PROBLEM DESCRIPTION = Reproduce all of the entries below exactly, without images.

PROVIDED RECORDS =
++++

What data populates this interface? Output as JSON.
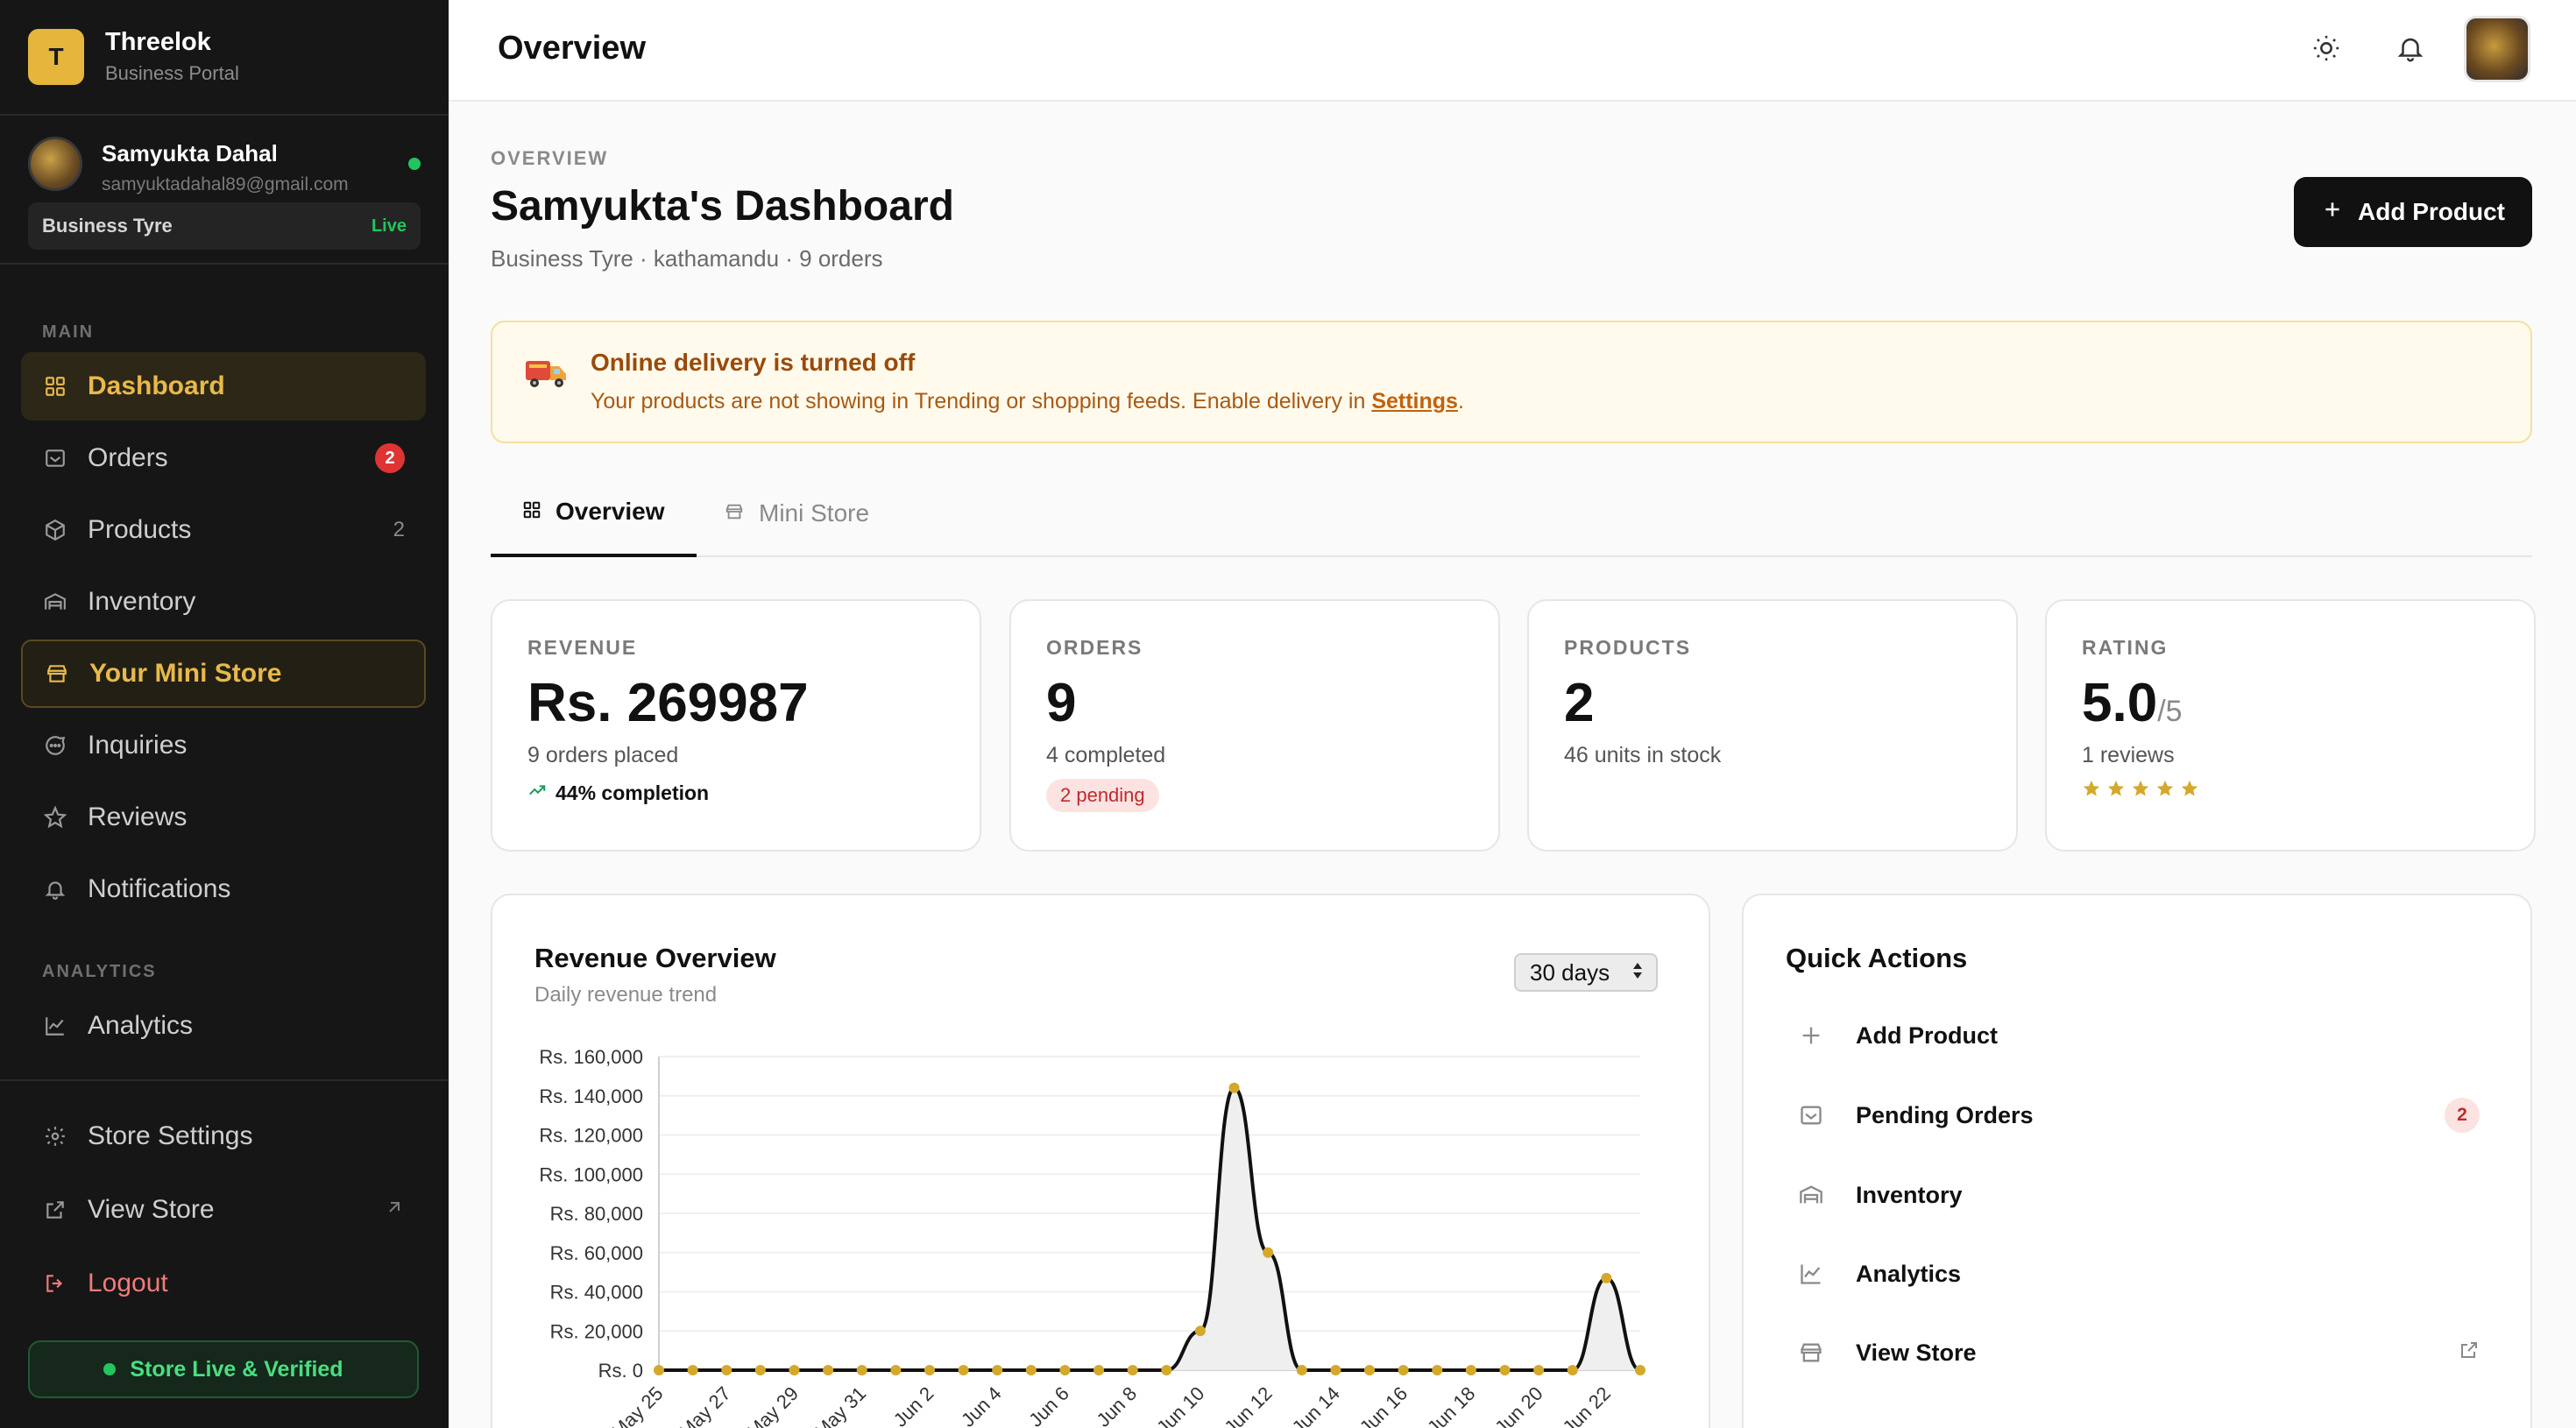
{
  "brand": {
    "logo_letter": "T",
    "name": "Threelok",
    "subtitle": "Business Portal"
  },
  "user": {
    "name": "Samyukta Dahal",
    "email": "samyuktadahal89@gmail.com",
    "business": "Business Tyre",
    "status": "Live"
  },
  "nav": {
    "main_label": "MAIN",
    "analytics_label": "ANALYTICS",
    "items": [
      {
        "label": "Dashboard",
        "icon": "grid-icon"
      },
      {
        "label": "Orders",
        "icon": "inbox-icon",
        "badge": "2"
      },
      {
        "label": "Products",
        "icon": "box-icon",
        "count": "2"
      },
      {
        "label": "Inventory",
        "icon": "warehouse-icon"
      },
      {
        "label": "Your Mini Store",
        "icon": "store-icon"
      },
      {
        "label": "Inquiries",
        "icon": "chat-icon"
      },
      {
        "label": "Reviews",
        "icon": "star-icon"
      },
      {
        "label": "Notifications",
        "icon": "bell-icon"
      },
      {
        "label": "Analytics",
        "icon": "chart-line-icon"
      }
    ],
    "footer": [
      {
        "label": "Store Settings",
        "icon": "gear-icon"
      },
      {
        "label": "View Store",
        "icon": "external-link-icon"
      },
      {
        "label": "Logout",
        "icon": "logout-icon"
      }
    ],
    "store_status": "Store Live & Verified"
  },
  "topbar": {
    "title": "Overview"
  },
  "header": {
    "eyebrow": "OVERVIEW",
    "title": "Samyukta's Dashboard",
    "subtitle": "Business Tyre · kathamandu · 9 orders",
    "add_button": "Add Product"
  },
  "banner": {
    "title": "Online delivery is turned off",
    "text": "Your products are not showing in Trending or shopping feeds. Enable delivery in ",
    "link": "Settings",
    "tail": "."
  },
  "tabs": [
    {
      "label": "Overview"
    },
    {
      "label": "Mini Store"
    }
  ],
  "stats": {
    "revenue": {
      "label": "REVENUE",
      "value": "Rs. 269987",
      "sub": "9 orders placed",
      "extra": "44% completion"
    },
    "orders": {
      "label": "ORDERS",
      "value": "9",
      "sub": "4 completed",
      "pill": "2 pending"
    },
    "products": {
      "label": "PRODUCTS",
      "value": "2",
      "sub": "46 units in stock"
    },
    "rating": {
      "label": "RATING",
      "value": "5.0",
      "suffix": "/5",
      "sub": "1 reviews",
      "stars": 5
    }
  },
  "revenue_chart": {
    "title": "Revenue Overview",
    "subtitle": "Daily revenue trend",
    "range": "30 days"
  },
  "chart_data": {
    "type": "area",
    "x": [
      "May 25",
      "May 26",
      "May 27",
      "May 28",
      "May 29",
      "May 30",
      "May 31",
      "Jun 1",
      "Jun 2",
      "Jun 3",
      "Jun 4",
      "Jun 5",
      "Jun 6",
      "Jun 7",
      "Jun 8",
      "Jun 9",
      "Jun 10",
      "Jun 11",
      "Jun 12",
      "Jun 13",
      "Jun 14",
      "Jun 15",
      "Jun 16",
      "Jun 17",
      "Jun 18",
      "Jun 19",
      "Jun 20",
      "Jun 21",
      "Jun 22",
      "Jun 23"
    ],
    "tick_labels": [
      "May 25",
      "May 27",
      "May 29",
      "May 31",
      "Jun 2",
      "Jun 4",
      "Jun 6",
      "Jun 8",
      "Jun 10",
      "Jun 12",
      "Jun 14",
      "Jun 16",
      "Jun 18",
      "Jun 20",
      "Jun 22"
    ],
    "values": [
      0,
      0,
      0,
      0,
      0,
      0,
      0,
      0,
      0,
      0,
      0,
      0,
      0,
      0,
      0,
      0,
      20000,
      144000,
      60000,
      0,
      0,
      0,
      0,
      0,
      0,
      0,
      0,
      0,
      47000,
      0
    ],
    "ylim": [
      0,
      160000
    ],
    "yticks": [
      "Rs. 0",
      "Rs. 20,000",
      "Rs. 40,000",
      "Rs. 60,000",
      "Rs. 80,000",
      "Rs. 100,000",
      "Rs. 120,000",
      "Rs. 140,000",
      "Rs. 160,000"
    ],
    "line_color": "#111111",
    "point_color": "#d4a92b",
    "fill_color": "#efefef",
    "grid": true
  },
  "quick_actions": {
    "title": "Quick Actions",
    "items": [
      {
        "label": "Add Product",
        "icon": "plus-icon"
      },
      {
        "label": "Pending Orders",
        "icon": "inbox-icon",
        "badge": "2"
      },
      {
        "label": "Inventory",
        "icon": "warehouse-icon"
      },
      {
        "label": "Analytics",
        "icon": "chart-line-icon"
      },
      {
        "label": "View Store",
        "icon": "store-icon"
      }
    ]
  }
}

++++

ANSWER TO THIS EXERCISE =
What data populates this interface? Output as JSON.
{
  "brand": {
    "logo_letter": "T",
    "name": "Threelok",
    "subtitle": "Business Portal"
  },
  "user": {
    "name": "Samyukta Dahal",
    "email": "samyuktadahal89@gmail.com",
    "business": "Business Tyre",
    "status": "Live"
  },
  "nav": {
    "main_label": "MAIN",
    "analytics_label": "ANALYTICS",
    "items": [
      {
        "label": "Dashboard",
        "icon": "grid-icon"
      },
      {
        "label": "Orders",
        "icon": "inbox-icon",
        "badge": "2"
      },
      {
        "label": "Products",
        "icon": "box-icon",
        "count": "2"
      },
      {
        "label": "Inventory",
        "icon": "warehouse-icon"
      },
      {
        "label": "Your Mini Store",
        "icon": "store-icon"
      },
      {
        "label": "Inquiries",
        "icon": "chat-icon"
      },
      {
        "label": "Reviews",
        "icon": "star-icon"
      },
      {
        "label": "Notifications",
        "icon": "bell-icon"
      },
      {
        "label": "Analytics",
        "icon": "chart-line-icon"
      }
    ],
    "footer": [
      {
        "label": "Store Settings",
        "icon": "gear-icon"
      },
      {
        "label": "View Store",
        "icon": "external-link-icon"
      },
      {
        "label": "Logout",
        "icon": "logout-icon"
      }
    ],
    "store_status": "Store Live & Verified"
  },
  "topbar": {
    "title": "Overview"
  },
  "header": {
    "eyebrow": "OVERVIEW",
    "title": "Samyukta's Dashboard",
    "subtitle": "Business Tyre · kathamandu · 9 orders",
    "add_button": "Add Product"
  },
  "banner": {
    "title": "Online delivery is turned off",
    "text": "Your products are not showing in Trending or shopping feeds. Enable delivery in ",
    "link": "Settings",
    "tail": "."
  },
  "tabs": [
    {
      "label": "Overview"
    },
    {
      "label": "Mini Store"
    }
  ],
  "stats": {
    "revenue": {
      "label": "REVENUE",
      "value": "Rs. 269987",
      "sub": "9 orders placed",
      "extra": "44% completion"
    },
    "orders": {
      "label": "ORDERS",
      "value": "9",
      "sub": "4 completed",
      "pill": "2 pending"
    },
    "products": {
      "label": "PRODUCTS",
      "value": "2",
      "sub": "46 units in stock"
    },
    "rating": {
      "label": "RATING",
      "value": "5.0",
      "suffix": "/5",
      "sub": "1 reviews",
      "stars": 5
    }
  },
  "revenue_chart": {
    "title": "Revenue Overview",
    "subtitle": "Daily revenue trend",
    "range": "30 days"
  },
  "chart_data": {
    "type": "area",
    "x": [
      "May 25",
      "May 26",
      "May 27",
      "May 28",
      "May 29",
      "May 30",
      "May 31",
      "Jun 1",
      "Jun 2",
      "Jun 3",
      "Jun 4",
      "Jun 5",
      "Jun 6",
      "Jun 7",
      "Jun 8",
      "Jun 9",
      "Jun 10",
      "Jun 11",
      "Jun 12",
      "Jun 13",
      "Jun 14",
      "Jun 15",
      "Jun 16",
      "Jun 17",
      "Jun 18",
      "Jun 19",
      "Jun 20",
      "Jun 21",
      "Jun 22",
      "Jun 23"
    ],
    "tick_labels": [
      "May 25",
      "May 27",
      "May 29",
      "May 31",
      "Jun 2",
      "Jun 4",
      "Jun 6",
      "Jun 8",
      "Jun 10",
      "Jun 12",
      "Jun 14",
      "Jun 16",
      "Jun 18",
      "Jun 20",
      "Jun 22"
    ],
    "values": [
      0,
      0,
      0,
      0,
      0,
      0,
      0,
      0,
      0,
      0,
      0,
      0,
      0,
      0,
      0,
      0,
      20000,
      144000,
      60000,
      0,
      0,
      0,
      0,
      0,
      0,
      0,
      0,
      0,
      47000,
      0
    ],
    "ylim": [
      0,
      160000
    ],
    "yticks": [
      "Rs. 0",
      "Rs. 20,000",
      "Rs. 40,000",
      "Rs. 60,000",
      "Rs. 80,000",
      "Rs. 100,000",
      "Rs. 120,000",
      "Rs. 140,000",
      "Rs. 160,000"
    ],
    "line_color": "#111111",
    "point_color": "#d4a92b",
    "fill_color": "#efefef",
    "grid": true
  },
  "quick_actions": {
    "title": "Quick Actions",
    "items": [
      {
        "label": "Add Product",
        "icon": "plus-icon"
      },
      {
        "label": "Pending Orders",
        "icon": "inbox-icon",
        "badge": "2"
      },
      {
        "label": "Inventory",
        "icon": "warehouse-icon"
      },
      {
        "label": "Analytics",
        "icon": "chart-line-icon"
      },
      {
        "label": "View Store",
        "icon": "store-icon"
      }
    ]
  }
}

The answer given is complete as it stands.